I’ve long believed Call of Cthulhu is a near must have for anyone interested in roleplaying and especially horror roleplaying. The Basic Roleplaying System the game is originally based on still works on so many levels and provides a more realistic sense of action resolution and character improvement than many game which were on the market over the years; I’ve always thought the concept of leveling up simply for killing monsters and/or grabbing loot to be silly. There’s tons to love about Call of Cthulhu, not least the setting itself and the literature the game draws its inspiration from. There’s always been some clunkiness to a few of the mechanics and, sorry to say, this new edition has removed some clunk but replaced it with new clunk in other areas; the horrible new chase mechanics as an example.
How critical owning Call of Cthulhu is will mainly depend on the sort of players who’ll be gathering around the table. It’s doubtful people that are more comfortable with a game style which is more a collaboration between the players and GM to craft stories on the fly are going to think much of the system. Truthfully, I can’t see how it’s possible to create a memorable session of horror roleplaying with that style of play anyway. For those who are a touch more old school, and like to have a GM firmly take the reins of an adventure the players can all jump aboard, will find CofC can provide a hell of a lot of engrossing and macabre fun.
Things become a lot trickier when answering if those who already own previous editions should run out and purchase the new books. Personally I would say if you’re playing with worn but well-loved editions up to the fourth then you really should pick these up, even if only in PDF. If you happen to have either the fifth or sixth edition, and you’re not a diehard completist, you might want to see if a friend has a copy and peruse that before making up your mind.

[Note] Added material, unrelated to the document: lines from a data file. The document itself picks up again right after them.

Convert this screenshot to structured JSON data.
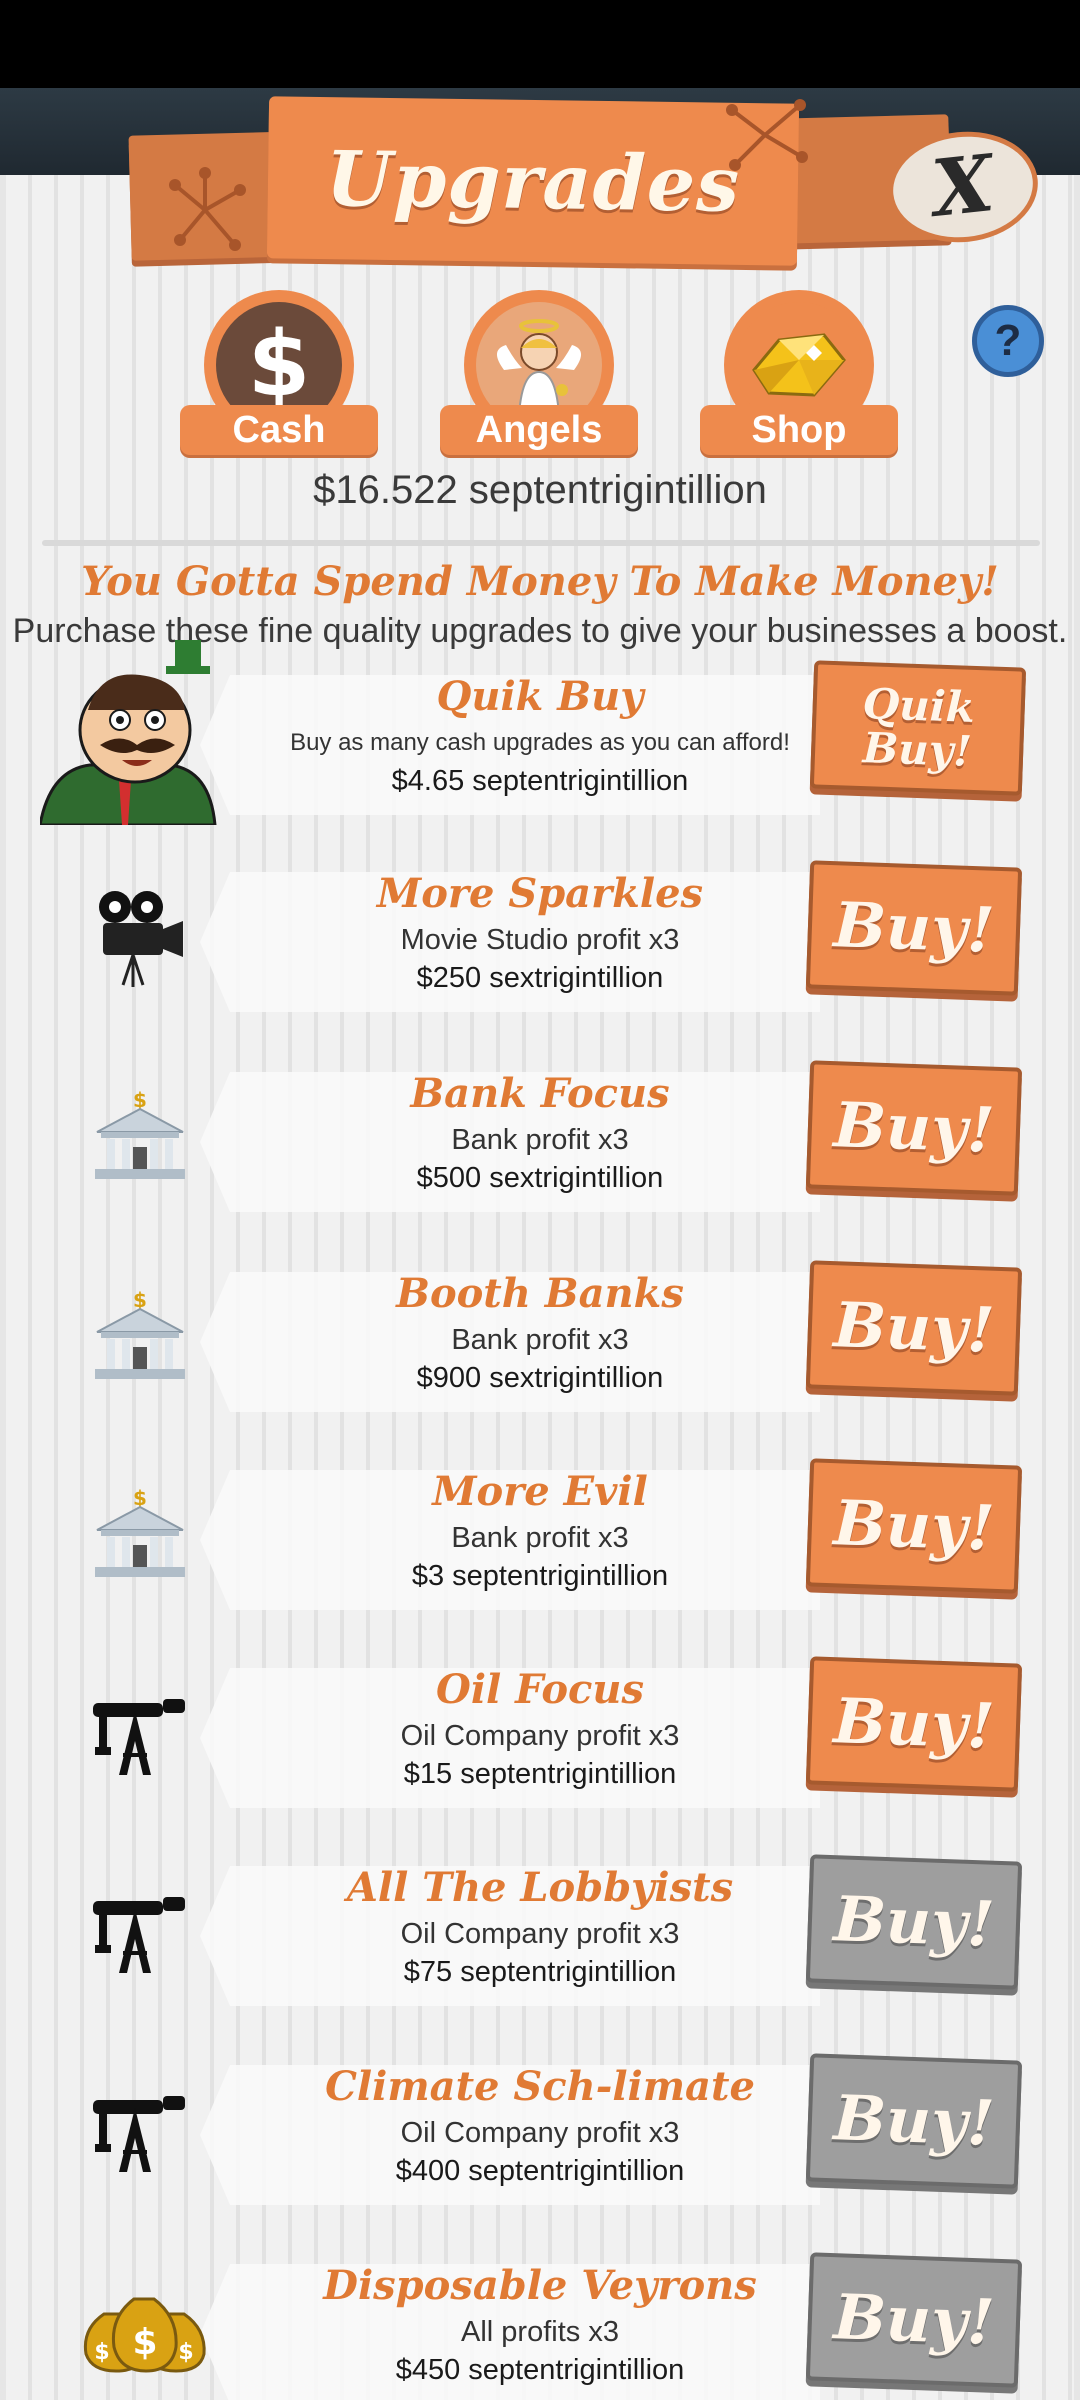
{
  "header": {
    "title": "Upgrades",
    "close_label": "X"
  },
  "tabs": [
    {
      "label": "Cash",
      "icon": "dollar-icon"
    },
    {
      "label": "Angels",
      "icon": "angel-icon"
    },
    {
      "label": "Shop",
      "icon": "gold-gem-icon"
    }
  ],
  "help_label": "?",
  "balance": "$16.522 septentrigintillion",
  "slogan": "You Gotta Spend Money To Make Money!",
  "subtext": "Purchase these fine quality upgrades to give your businesses a boost.",
  "quik_buy": {
    "name": "Quik Buy",
    "desc": "Buy as many cash upgrades as you can afford!",
    "price": "$4.65 septentrigintillion",
    "button_line1": "Quik",
    "button_line2": "Buy!"
  },
  "buy_label": "Buy!",
  "upgrades": [
    {
      "name": "More Sparkles",
      "desc": "Movie Studio profit x3",
      "price": "$250 sextrigintillion",
      "icon": "movie-camera-icon",
      "affordable": true
    },
    {
      "name": "Bank Focus",
      "desc": "Bank profit x3",
      "price": "$500 sextrigintillion",
      "icon": "bank-icon",
      "affordable": true
    },
    {
      "name": "Booth Banks",
      "desc": "Bank profit x3",
      "price": "$900 sextrigintillion",
      "icon": "bank-icon",
      "affordable": true
    },
    {
      "name": "More Evil",
      "desc": "Bank profit x3",
      "price": "$3 septentrigintillion",
      "icon": "bank-icon",
      "affordable": true
    },
    {
      "name": "Oil Focus",
      "desc": "Oil Company profit x3",
      "price": "$15 septentrigintillion",
      "icon": "oil-derrick-icon",
      "affordable": true
    },
    {
      "name": "All The Lobbyists",
      "desc": "Oil Company profit x3",
      "price": "$75 septentrigintillion",
      "icon": "oil-derrick-icon",
      "affordable": false
    },
    {
      "name": "Climate Sch-limate",
      "desc": "Oil Company profit x3",
      "price": "$400 septentrigintillion",
      "icon": "oil-derrick-icon",
      "affordable": false
    },
    {
      "name": "Disposable Veyrons",
      "desc": "All profits x3",
      "price": "$450 septentrigintillion",
      "icon": "money-bags-icon",
      "affordable": false
    }
  ],
  "colors": {
    "accent": "#ee8a4d",
    "accent_dark": "#c9703f",
    "title_orange": "#e07a34",
    "disabled_gray": "#9e9e9e"
  }
}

I do have to say, in my opinion, I think it’s a bit of a cheat and a money grab by Chaosium to release the Investigator’s Guide and Keeper’s Rulebook and indicate they’re both core volumes. The Keeper’s Rulebook is the one you need. While the Investigator’s Guide does have more elaborate and detailed rules for character creation they certainly aren’t a must. Plus there’s approximately one hundred pages of redundant material in The Investigator’s Guide and what isn’t happens to be a lot of material just tossed in from previous supplements over the years. I’ll admit the players do get help explaining gameplay about investigations and digging up clues but it isn’t as if that info can’t be explained by the Keeper prior to play.

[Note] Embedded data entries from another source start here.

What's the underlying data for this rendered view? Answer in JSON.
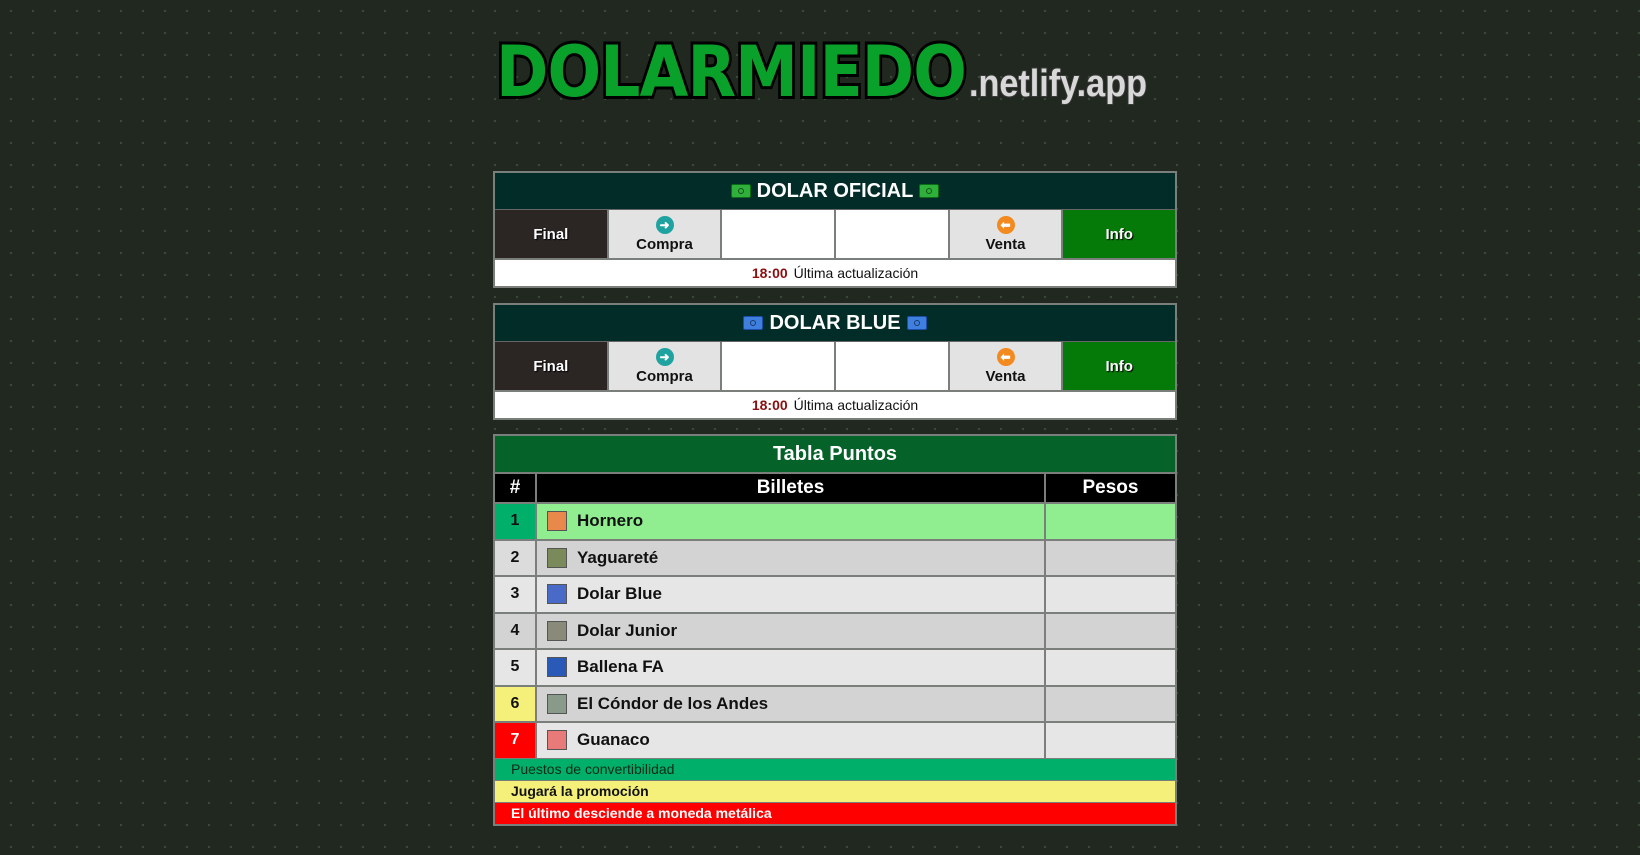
{
  "logo": {
    "main": "DOLARMIEDO",
    "suffix": ".netlify.app"
  },
  "colors": {
    "accent_green": "#0aa12a",
    "convertibility": "#00b06a",
    "promotion": "#f4f07a",
    "descend": "#ff0000",
    "time_red": "#8a0f0f"
  },
  "oficial": {
    "title": "DOLAR OFICIAL",
    "icon": "green-bill-icon",
    "final_label": "Final",
    "compra_label": "Compra",
    "compra_value": "",
    "venta_value": "",
    "venta_label": "Venta",
    "info_label": "Info",
    "time": "18:00",
    "update_label": "Última actualización"
  },
  "blue": {
    "title": "DOLAR BLUE",
    "icon": "blue-bill-icon",
    "final_label": "Final",
    "compra_label": "Compra",
    "compra_value": "",
    "venta_value": "",
    "venta_label": "Venta",
    "info_label": "Info",
    "time": "18:00",
    "update_label": "Última actualización"
  },
  "table": {
    "title": "Tabla Puntos",
    "headers": {
      "rank": "#",
      "billetes": "Billetes",
      "pesos": "Pesos"
    },
    "rows": [
      {
        "rank": "1",
        "name": "Hornero",
        "pesos": "",
        "rank_bg": "#00b06a",
        "row_bg": "#90ee90",
        "thumb": "#e8884a",
        "icon": "hornero-bill-icon"
      },
      {
        "rank": "2",
        "name": "Yaguareté",
        "pesos": "",
        "rank_bg": "#dcdcdc",
        "row_bg": "#d3d3d3",
        "thumb": "#7a8a5a",
        "icon": "yaguarete-bill-icon"
      },
      {
        "rank": "3",
        "name": "Dolar Blue",
        "pesos": "",
        "rank_bg": "#e6e6e6",
        "row_bg": "#e6e6e6",
        "thumb": "#4a6ac8",
        "icon": "dolar-blue-bill-icon"
      },
      {
        "rank": "4",
        "name": "Dolar Junior",
        "pesos": "",
        "rank_bg": "#d3d3d3",
        "row_bg": "#d3d3d3",
        "thumb": "#8a8a7a",
        "icon": "dolar-junior-bill-icon"
      },
      {
        "rank": "5",
        "name": "Ballena FA",
        "pesos": "",
        "rank_bg": "#e6e6e6",
        "row_bg": "#e6e6e6",
        "thumb": "#2a5ab8",
        "icon": "ballena-bill-icon"
      },
      {
        "rank": "6",
        "name": "El Cóndor de los Andes",
        "pesos": "",
        "rank_bg": "#f4f07a",
        "row_bg": "#d3d3d3",
        "thumb": "#8a9a8a",
        "icon": "condor-bill-icon"
      },
      {
        "rank": "7",
        "name": "Guanaco",
        "pesos": "",
        "rank_bg": "#ff0000",
        "row_bg": "#e6e6e6",
        "thumb": "#e87a7a",
        "icon": "guanaco-bill-icon"
      }
    ],
    "legend": {
      "convertibility": "Puestos de convertibilidad",
      "promotion": "Jugará la promoción",
      "descend": "El último desciende a moneda metálica"
    }
  }
}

Overall I like some of the changes, dislike others, and wonder what was the point of a few more. Yet even with the variety of warts I still think Call of Cthulhu is excellent and my go to choice for roleplaying in the Lovecraft Mythos. I don’t think the 7th edition is the complete reworking of the system that it needs but more along the lines of a new coat of polish. Hopefully the future holds an eighth edition which will finally do the work that needs to be done. Truthfully though I still think CofC is an essential read for Game Masters of all stripes even though all the great work currently being done by companies like Pinnacle Entertainment, Evil Hat Productions, and Pelgrane Press (yes, I’ve warmed to Trail of Cthulhu a bit more since my original review) with horror gaming or bringing horror to their generic RPGs might make Call of Cthulhu a little less essential than before.